With disclosure and complexity came the need for advice. Boards and remuneration committees felt they had to hire consultants to tell them what best practice was elsewhere. “I think compensation consultants are a big part of the problem,” Prof Hambrick says.
 
Consultants, critics say, helped produce greater complexity and a further ratcheting up of total remuneration.
 
They deny this. “We respond to market demand like any business. If the market demand wasn’t there we would go out of business,” Ms Black says. Mark Reid, managing director of Towers Watson, another consultancy, says: “All stakeholders have to take some responsibility.
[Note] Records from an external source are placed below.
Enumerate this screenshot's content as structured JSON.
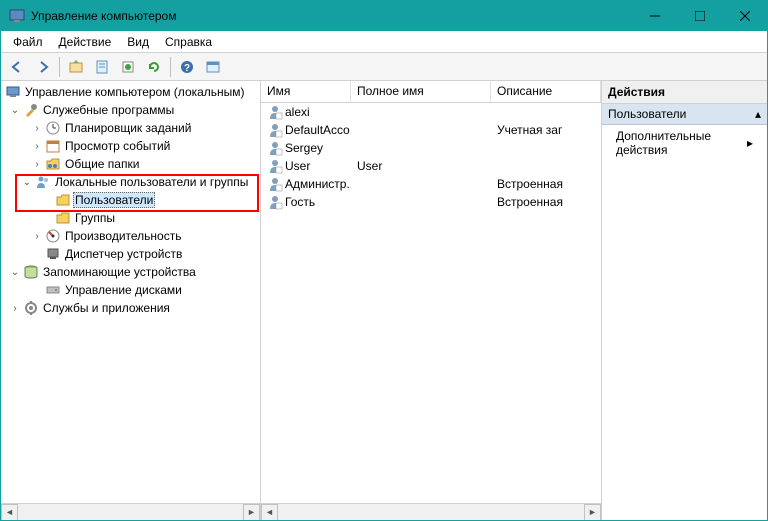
{
  "window": {
    "title": "Управление компьютером"
  },
  "menu": {
    "file": "Файл",
    "action": "Действие",
    "view": "Вид",
    "help": "Справка"
  },
  "tree": {
    "root": "Управление компьютером (локальным)",
    "system_tools": "Служебные программы",
    "task_scheduler": "Планировщик заданий",
    "event_viewer": "Просмотр событий",
    "shared_folders": "Общие папки",
    "local_users": "Локальные пользователи и группы",
    "users": "Пользователи",
    "groups": "Группы",
    "performance": "Производительность",
    "device_manager": "Диспетчер устройств",
    "storage": "Запоминающие устройства",
    "disk_management": "Управление дисками",
    "services": "Службы и приложения"
  },
  "columns": {
    "name": "Имя",
    "full_name": "Полное имя",
    "description": "Описание"
  },
  "users": [
    {
      "name": "alexi",
      "full_name": "",
      "description": ""
    },
    {
      "name": "DefaultAcco...",
      "full_name": "",
      "description": "Учетная заг"
    },
    {
      "name": "Sergey",
      "full_name": "",
      "description": ""
    },
    {
      "name": "User",
      "full_name": "User",
      "description": ""
    },
    {
      "name": "Администр...",
      "full_name": "",
      "description": "Встроенная"
    },
    {
      "name": "Гость",
      "full_name": "",
      "description": "Встроенная"
    }
  ],
  "actions": {
    "header": "Действия",
    "section": "Пользователи",
    "more": "Дополнительные действия"
  }
}
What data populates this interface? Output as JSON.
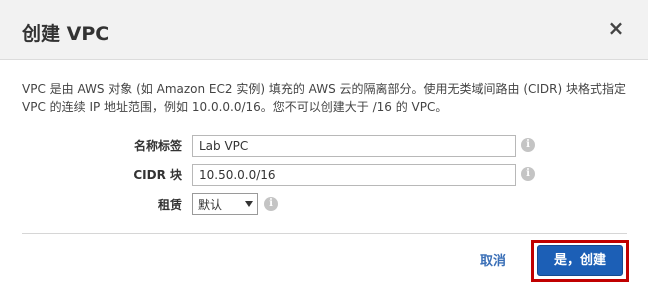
{
  "dialog": {
    "title": "创建 VPC",
    "close_glyph": "×",
    "description": "VPC 是由 AWS 对象 (如 Amazon EC2 实例) 填充的 AWS 云的隔离部分。使用无类域间路由 (CIDR) 块格式指定 VPC 的连续 IP 地址范围，例如 10.0.0.0/16。您不可以创建大于 /16 的 VPC。"
  },
  "form": {
    "name_tag": {
      "label": "名称标签",
      "value": "Lab VPC"
    },
    "cidr": {
      "label": "CIDR 块",
      "value": "10.50.0.0/16"
    },
    "tenancy": {
      "label": "租赁",
      "value": "默认"
    },
    "info_glyph": "i",
    "info_icon": "info-icon"
  },
  "footer": {
    "cancel_label": "取消",
    "create_label": "是，创建"
  },
  "colors": {
    "primary_button": "#1c5fb6",
    "highlight_outline": "#c00000",
    "link": "#3a6fb7"
  }
}
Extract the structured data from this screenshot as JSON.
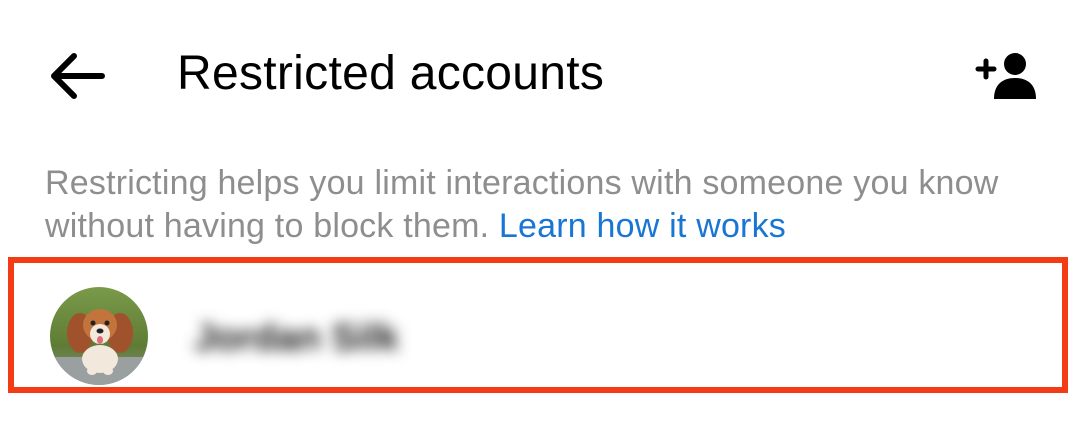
{
  "header": {
    "back_icon": "arrow-left-icon",
    "title": "Restricted accounts",
    "add_icon": "add-person-icon"
  },
  "description": {
    "text": "Restricting helps you limit interactions with someone you know without having to block them.",
    "link_label": "Learn how it works",
    "link_color": "#1976d2"
  },
  "accounts": [
    {
      "name": "Jordan Silk",
      "avatar_icon": "dog-avatar-icon"
    }
  ],
  "colors": {
    "highlight_border": "#f33b16",
    "text_primary": "#000000",
    "text_secondary": "#8e8e8e"
  }
}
Shareholders have their guidelines and they are all subtly different. We don’t take positions. We advise.”
 
What can be done? Some argue that the worst abuses have been dealt with. Glenn Davis, research director at the Council of Institutional Investors, says share options today form a far smaller part of compensation packages. He cites research by Equilar, a US provider of corporate governance data, which showed that the median value of options awarded as part of pay packages in S&P 1500 companies halved between 2009 and 2013.
 
Instead, there has been a move towards longer-term performance-based share awards. Ms Black points, too, to provisions for companies to claw back bonuses and other awards from executives if companies perform poorly.
 
Optimists add that pressure from shareholders has helped to moderate or change pay packages. They have been empowered by the introduction of non-binding “say on pay” votes in the US and binding three-yearly votes on pay policy in the UK. Britain has introduced a requirement that companies provide a single figure for each director, showing what they have earned from all sources.
 
There is also pressure on companies to act on the vast disparity between chief executives’ pay and that of the workforce. In the US, the Securities and Exchange Commission is planning to require companies to disclose the ratio between the chief executive’s annual remuneration and that of the company’s median-paid employee.
 
But not everyone shares the view that the tide has turned. Swiss voters, in a referendum in 2013, decisively rejected a proposal that would have prevented companies from paying their highest-earning employee more than 12 times the salary of the lowest earner.
 
Many expect that other efforts, such as the SEC’s, will fail to achieve much either. Mr Reid says it will be difficult to compare the chief executive-to-worker multiples in different companies. For example, a company that outsources its manufacturing could have a lower ratio than one that does its manufacturing itself, even though their bosses might earn the same.
 
Critics say none of the reforms deals with the complexity and opacity in executive remuneration.
 
Writing for the High Pay Centre, Peter Montagnon, former director of investment affairs at the Association of British Insurers, says “the awkward truth” is that “nobody really understands the value of share-based awards”. He says: “There is little point in addressing excess by increasing shareholders’ rights to vote on something they cannot honestly evaluate.”
 
Instead he and Mr Melvin suggest a radical alternative: pay executives in cash and shares that they have to retain for a long period, certainly beyond their departure from the company. Mr Melvin says: “That’s it. No bonus. No need for consultants. No need for performance targets, which might be irrelevant in a year or so.”
 
Mr Montagnon adds: “Senior executives would be less likely to take a short-term decision with bad long-term consequences if they were locked in this way. It would provide a strong incentive to deal sensibly with succession planning . It would prevent both the need for clawback and the incidence of payment for failure, because a disaster that hit during or even after the executive’s period of tenure would hit the value of his or her share portfolio.”
 
Could such a reworking of executive pay happen? Mr Reid says he has some sympathy but is sceptical. “We’re often asked to brainstorm for remuneration committees and we put that option, [although] not as simplified. Very few companies have reacted well.”
 
There is no perfect executive remuneration structure. But with business’s reputation still badly battered and resentment over outsized pay still high, critics from consultants to shareholders argue it is time for a new paradigm.